Exercise objective => All that is needed is every record, duplicated exactly.

___

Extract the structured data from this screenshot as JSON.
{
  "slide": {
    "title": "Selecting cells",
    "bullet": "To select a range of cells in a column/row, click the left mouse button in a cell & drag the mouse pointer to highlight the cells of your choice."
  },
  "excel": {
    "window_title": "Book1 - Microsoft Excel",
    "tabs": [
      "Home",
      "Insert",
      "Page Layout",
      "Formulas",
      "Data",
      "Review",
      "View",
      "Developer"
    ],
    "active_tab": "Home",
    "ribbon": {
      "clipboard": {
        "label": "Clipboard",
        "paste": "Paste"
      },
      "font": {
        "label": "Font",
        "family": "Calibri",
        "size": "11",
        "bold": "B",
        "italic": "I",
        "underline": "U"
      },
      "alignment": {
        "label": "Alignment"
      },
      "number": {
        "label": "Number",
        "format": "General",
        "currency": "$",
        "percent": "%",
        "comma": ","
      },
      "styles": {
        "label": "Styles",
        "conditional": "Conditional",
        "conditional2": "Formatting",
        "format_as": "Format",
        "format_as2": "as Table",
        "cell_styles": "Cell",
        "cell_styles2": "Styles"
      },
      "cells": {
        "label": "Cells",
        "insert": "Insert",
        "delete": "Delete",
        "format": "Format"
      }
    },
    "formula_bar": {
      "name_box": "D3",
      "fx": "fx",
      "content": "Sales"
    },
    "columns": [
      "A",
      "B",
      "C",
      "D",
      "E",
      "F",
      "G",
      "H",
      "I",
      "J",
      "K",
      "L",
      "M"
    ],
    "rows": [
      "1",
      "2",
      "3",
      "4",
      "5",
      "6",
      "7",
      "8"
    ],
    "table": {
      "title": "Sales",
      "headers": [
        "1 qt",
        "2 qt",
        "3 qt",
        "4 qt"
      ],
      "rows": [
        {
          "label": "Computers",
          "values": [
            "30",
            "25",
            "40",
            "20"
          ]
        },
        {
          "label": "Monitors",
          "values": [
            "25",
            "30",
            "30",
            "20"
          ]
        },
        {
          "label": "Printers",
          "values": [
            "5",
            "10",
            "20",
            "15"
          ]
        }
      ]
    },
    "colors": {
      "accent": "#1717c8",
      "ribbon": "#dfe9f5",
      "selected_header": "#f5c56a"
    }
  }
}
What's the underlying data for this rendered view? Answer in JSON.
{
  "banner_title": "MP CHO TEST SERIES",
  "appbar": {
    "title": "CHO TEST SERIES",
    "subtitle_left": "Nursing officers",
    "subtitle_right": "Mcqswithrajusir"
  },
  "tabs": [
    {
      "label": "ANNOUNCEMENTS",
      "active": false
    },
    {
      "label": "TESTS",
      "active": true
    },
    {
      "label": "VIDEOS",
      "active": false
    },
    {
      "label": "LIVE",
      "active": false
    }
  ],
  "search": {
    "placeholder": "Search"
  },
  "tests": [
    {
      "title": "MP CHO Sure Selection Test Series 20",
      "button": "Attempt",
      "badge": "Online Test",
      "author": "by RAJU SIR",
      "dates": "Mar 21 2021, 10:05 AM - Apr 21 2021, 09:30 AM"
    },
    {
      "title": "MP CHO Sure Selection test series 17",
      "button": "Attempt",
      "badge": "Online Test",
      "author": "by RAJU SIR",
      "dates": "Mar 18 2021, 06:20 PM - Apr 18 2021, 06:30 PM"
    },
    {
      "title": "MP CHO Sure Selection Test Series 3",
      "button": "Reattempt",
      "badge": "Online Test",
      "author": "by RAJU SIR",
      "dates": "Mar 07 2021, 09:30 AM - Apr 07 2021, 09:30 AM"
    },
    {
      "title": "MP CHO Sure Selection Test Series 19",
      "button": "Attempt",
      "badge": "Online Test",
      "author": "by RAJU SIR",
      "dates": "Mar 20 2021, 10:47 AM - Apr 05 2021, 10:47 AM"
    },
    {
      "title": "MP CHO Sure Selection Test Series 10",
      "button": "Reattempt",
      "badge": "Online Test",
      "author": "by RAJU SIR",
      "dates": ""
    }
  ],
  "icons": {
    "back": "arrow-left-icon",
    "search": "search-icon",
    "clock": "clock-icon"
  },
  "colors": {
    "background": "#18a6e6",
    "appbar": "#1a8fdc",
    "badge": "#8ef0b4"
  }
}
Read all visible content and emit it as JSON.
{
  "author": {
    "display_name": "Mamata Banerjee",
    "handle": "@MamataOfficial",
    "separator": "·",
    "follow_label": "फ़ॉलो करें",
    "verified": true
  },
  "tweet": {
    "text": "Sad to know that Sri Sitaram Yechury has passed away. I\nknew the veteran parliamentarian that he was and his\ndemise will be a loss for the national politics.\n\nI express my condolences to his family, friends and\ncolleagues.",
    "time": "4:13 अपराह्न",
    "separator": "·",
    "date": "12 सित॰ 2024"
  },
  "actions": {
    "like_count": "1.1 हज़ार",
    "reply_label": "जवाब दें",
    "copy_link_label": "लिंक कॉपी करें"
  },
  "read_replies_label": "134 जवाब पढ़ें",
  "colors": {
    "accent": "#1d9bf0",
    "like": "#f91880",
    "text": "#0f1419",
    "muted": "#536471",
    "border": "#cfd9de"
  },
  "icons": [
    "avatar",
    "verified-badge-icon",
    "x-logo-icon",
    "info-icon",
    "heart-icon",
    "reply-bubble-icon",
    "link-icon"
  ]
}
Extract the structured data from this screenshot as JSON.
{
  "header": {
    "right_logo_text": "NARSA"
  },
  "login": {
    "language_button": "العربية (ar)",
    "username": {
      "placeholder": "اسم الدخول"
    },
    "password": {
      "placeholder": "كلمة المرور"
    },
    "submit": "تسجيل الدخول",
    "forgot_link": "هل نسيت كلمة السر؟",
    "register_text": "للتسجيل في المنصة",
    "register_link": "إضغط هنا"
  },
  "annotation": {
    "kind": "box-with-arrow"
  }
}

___

Answer to the exercise =>
Extract the structured data from this screenshot as JSON.
{
  "slide": {
    "title": "Selecting cells",
    "bullet": "To select a range of cells in a column/row, click the left mouse button in a cell & drag the mouse pointer to highlight the cells of your choice."
  },
  "excel": {
    "window_title": "Book1 - Microsoft Excel",
    "tabs": [
      "Home",
      "Insert",
      "Page Layout",
      "Formulas",
      "Data",
      "Review",
      "View",
      "Developer"
    ],
    "active_tab": "Home",
    "ribbon": {
      "clipboard": {
        "label": "Clipboard",
        "paste": "Paste"
      },
      "font": {
        "label": "Font",
        "family": "Calibri",
        "size": "11",
        "bold": "B",
        "italic": "I",
        "underline": "U"
      },
      "alignment": {
        "label": "Alignment"
      },
      "number": {
        "label": "Number",
        "format": "General",
        "currency": "$",
        "percent": "%",
        "comma": ","
      },
      "styles": {
        "label": "Styles",
        "conditional": "Conditional",
        "conditional2": "Formatting",
        "format_as": "Format",
        "format_as2": "as Table",
        "cell_styles": "Cell",
        "cell_styles2": "Styles"
      },
      "cells": {
        "label": "Cells",
        "insert": "Insert",
        "delete": "Delete",
        "format": "Format"
      }
    },
    "formula_bar": {
      "name_box": "D3",
      "fx": "fx",
      "content": "Sales"
    },
    "columns": [
      "A",
      "B",
      "C",
      "D",
      "E",
      "F",
      "G",
      "H",
      "I",
      "J",
      "K",
      "L",
      "M"
    ],
    "rows": [
      "1",
      "2",
      "3",
      "4",
      "5",
      "6",
      "7",
      "8"
    ],
    "table": {
      "title": "Sales",
      "headers": [
        "1 qt",
        "2 qt",
        "3 qt",
        "4 qt"
      ],
      "rows": [
        {
          "label": "Computers",
          "values": [
            "30",
            "25",
            "40",
            "20"
          ]
        },
        {
          "label": "Monitors",
          "values": [
            "25",
            "30",
            "30",
            "20"
          ]
        },
        {
          "label": "Printers",
          "values": [
            "5",
            "10",
            "20",
            "15"
          ]
        }
      ]
    },
    "colors": {
      "accent": "#1717c8",
      "ribbon": "#dfe9f5",
      "selected_header": "#f5c56a"
    }
  }
}
What's the underlying data for this rendered view? Answer in JSON.
{
  "banner_title": "MP CHO TEST SERIES",
  "appbar": {
    "title": "CHO TEST SERIES",
    "subtitle_left": "Nursing officers",
    "subtitle_right": "Mcqswithrajusir"
  },
  "tabs": [
    {
      "label": "ANNOUNCEMENTS",
      "active": false
    },
    {
      "label": "TESTS",
      "active": true
    },
    {
      "label": "VIDEOS",
      "active": false
    },
    {
      "label": "LIVE",
      "active": false
    }
  ],
  "search": {
    "placeholder": "Search"
  },
  "tests": [
    {
      "title": "MP CHO Sure Selection Test Series 20",
      "button": "Attempt",
      "badge": "Online Test",
      "author": "by RAJU SIR",
      "dates": "Mar 21 2021, 10:05 AM - Apr 21 2021, 09:30 AM"
    },
    {
      "title": "MP CHO Sure Selection test series 17",
      "button": "Attempt",
      "badge": "Online Test",
      "author": "by RAJU SIR",
      "dates": "Mar 18 2021, 06:20 PM - Apr 18 2021, 06:30 PM"
    },
    {
      "title": "MP CHO Sure Selection Test Series 3",
      "button": "Reattempt",
      "badge": "Online Test",
      "author": "by RAJU SIR",
      "dates": "Mar 07 2021, 09:30 AM - Apr 07 2021, 09:30 AM"
    },
    {
      "title": "MP CHO Sure Selection Test Series 19",
      "button": "Attempt",
      "badge": "Online Test",
      "author": "by RAJU SIR",
      "dates": "Mar 20 2021, 10:47 AM - Apr 05 2021, 10:47 AM"
    },
    {
      "title": "MP CHO Sure Selection Test Series 10",
      "button": "Reattempt",
      "badge": "Online Test",
      "author": "by RAJU SIR",
      "dates": ""
    }
  ],
  "icons": {
    "back": "arrow-left-icon",
    "search": "search-icon",
    "clock": "clock-icon"
  },
  "colors": {
    "background": "#18a6e6",
    "appbar": "#1a8fdc",
    "badge": "#8ef0b4"
  }
}
Read all visible content and emit it as JSON.
{
  "author": {
    "display_name": "Mamata Banerjee",
    "handle": "@MamataOfficial",
    "separator": "·",
    "follow_label": "फ़ॉलो करें",
    "verified": true
  },
  "tweet": {
    "text": "Sad to know that Sri Sitaram Yechury has passed away. I\nknew the veteran parliamentarian that he was and his\ndemise will be a loss for the national politics.\n\nI express my condolences to his family, friends and\ncolleagues.",
    "time": "4:13 अपराह्न",
    "separator": "·",
    "date": "12 सित॰ 2024"
  },
  "actions": {
    "like_count": "1.1 हज़ार",
    "reply_label": "जवाब दें",
    "copy_link_label": "लिंक कॉपी करें"
  },
  "read_replies_label": "134 जवाब पढ़ें",
  "colors": {
    "accent": "#1d9bf0",
    "like": "#f91880",
    "text": "#0f1419",
    "muted": "#536471",
    "border": "#cfd9de"
  },
  "icons": [
    "avatar",
    "verified-badge-icon",
    "x-logo-icon",
    "info-icon",
    "heart-icon",
    "reply-bubble-icon",
    "link-icon"
  ]
}
Extract the structured data from this screenshot as JSON.
{
  "header": {
    "right_logo_text": "NARSA"
  },
  "login": {
    "language_button": "العربية (ar)",
    "username": {
      "placeholder": "اسم الدخول"
    },
    "password": {
      "placeholder": "كلمة المرور"
    },
    "submit": "تسجيل الدخول",
    "forgot_link": "هل نسيت كلمة السر؟",
    "register_text": "للتسجيل في المنصة",
    "register_link": "إضغط هنا"
  },
  "annotation": {
    "kind": "box-with-arrow"
  }
}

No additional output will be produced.